These signings mark a major upgrade for a Giants secondary that ranked eighth in Football Outsiders' opponent-adjusted pass defense metrics last season. And for the AFC champions in 2013, Rodgers-Cromartie ranked 11th overall among all qualifying cornerbacks with a 67.8 opponent passer rating allowed, giving up 30 catches on 68 targets in 472 coverage snaps for 473 yards, four touchdowns and three interceptions.
Selected by the Arizona Cardinals with the 16th overall pick in the 2008 NFL draft, Rodgers-Cromartie amassed 13 interceptions with four touchdowns in three seasons for his first team, but saw his stats plummet for the Philadelphia Eagles in 2011 and '12. The Broncos signed him to a one-year deal before the 2013 season, and under defensive coordinator Jack Del Rio's "tough love" mandate, Rodgers-Cromartie recovered nicely enough to get a fairly major payday.
“They gave me a chance, gave me a one-year deal," Rodgers-Cromartie said of the Broncos in the week leading up to Super Bowl XLVIII. "I felt it was out there in the middle of nowhere and I could zone in on football.

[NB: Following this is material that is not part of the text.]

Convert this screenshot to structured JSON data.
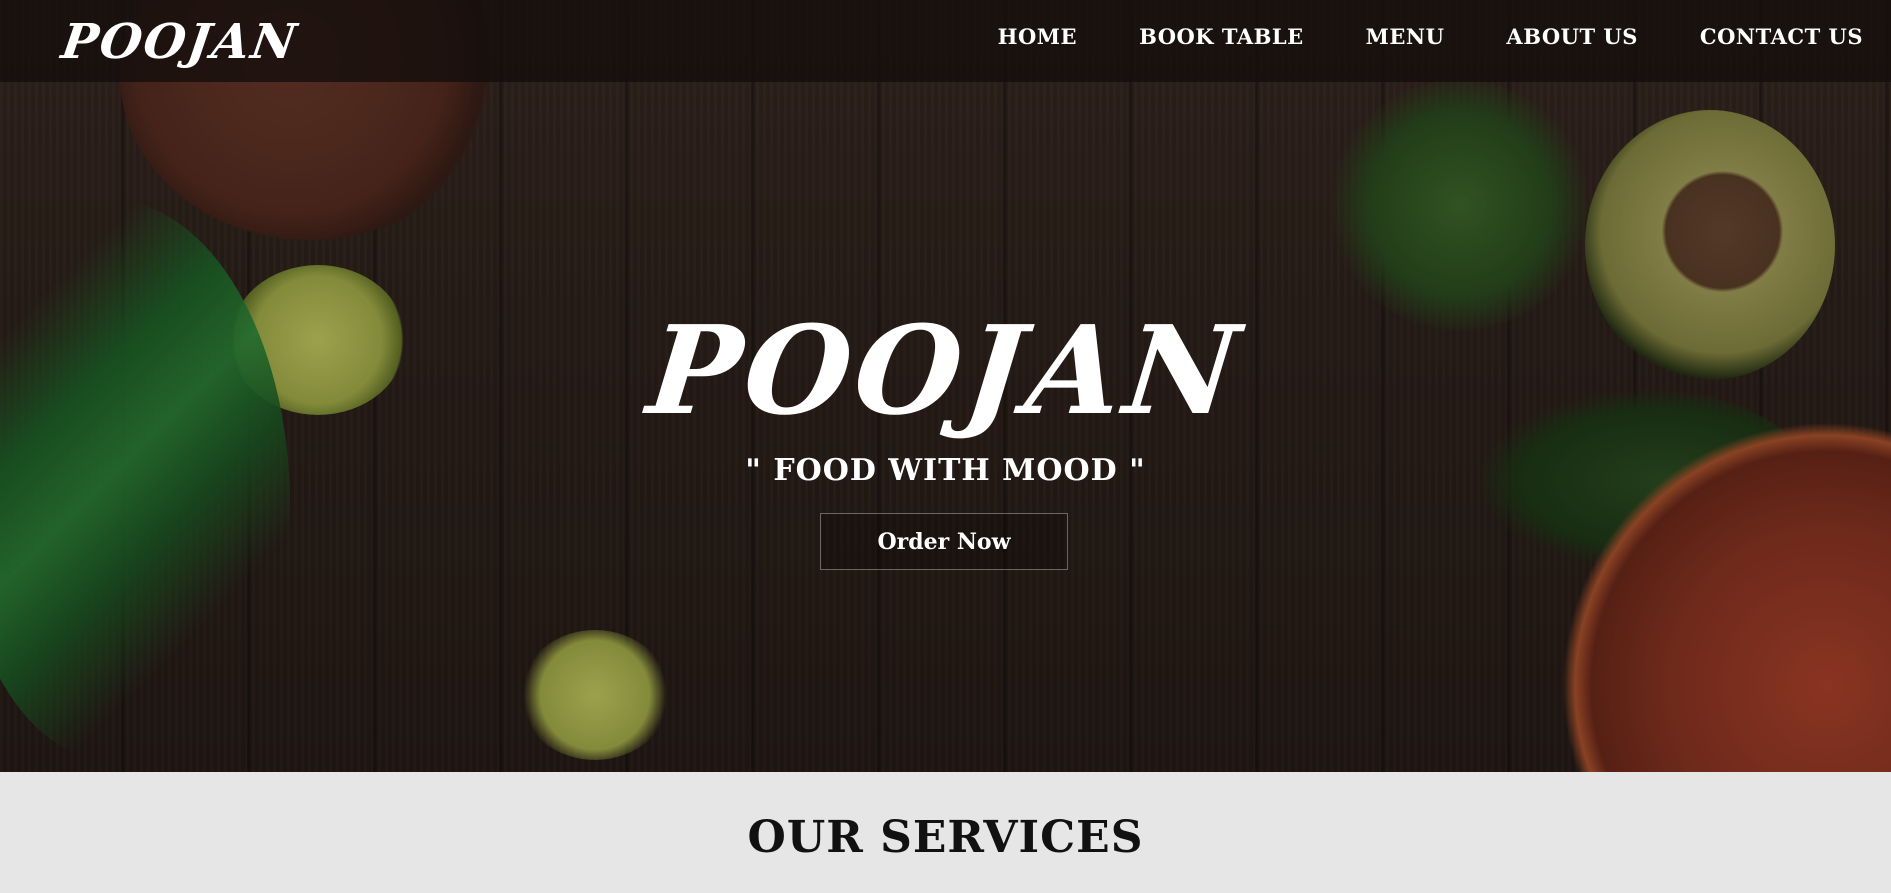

It’s a football city. They didn’t tell me how good I was. I was kind of mad when I first got in the room and they put on a few plays, they weren’t good plays. I was like, where are they going with this. They said you do this and that and your game will improve. That really stuck out. They refined my game. I worked on it, worked on it in the offseason and had a good year."
Decidedly so. And now, he's got a slightly longer-term future -- something that was a concern of his when he was heard to contemplate retirement before the Super Bowl. Later, he tried to make that intention clear.
“You’ve got to understand. I think about [former Oakland Raiders and Baltimore Ravens cornerback] Fabian Washington who is from Bradenton [Fla.] just like I am. First round, one contract, got a one-year deal, never came back. I work out with him, he’s still fast, still in his prime and I think, ‘That could be me.’ I think about guys like that. I can’t speak on that [whether someone will offer a lot of money]. I am prepared for whatever. That’s what I mean about this being the last go-round.”
Interestingly, the Broncos had offered Rodgers-Cromartie a six-year, $54 million deal that would have paid him $24 million over the first three years, but would have included little in guarantees after that. He turned it down, and the Broncos signed former New England Patriots and Tampa Bay Buccaneers cornerback Aqib Talib to a six-year, $57 million contract instead.
“I definitely believe this is a championship team,” Rodgers-Cromartie said in the statement announcing the signing. “Starting with Eli [Manning], a great quarterback, a guy that you know can get it done. He’s done it, proven it before. They’re bringing in a lot of pieces, so I definitely think it’s going in the right direction.
“I haven’t really found anywhere to just call home for real. So if I can just settle down and find a place to be home, I know my best football is ahead of me.” Grade: B-plus. Rodgers-Cromartie is an extremely talented player who eliminated a lot of the streakier aspects of his play with the right kind of coaching. With head coach Tom Coughlin and defensive coordinator Perry Fewell now in charge of his development, he should continue on that roll.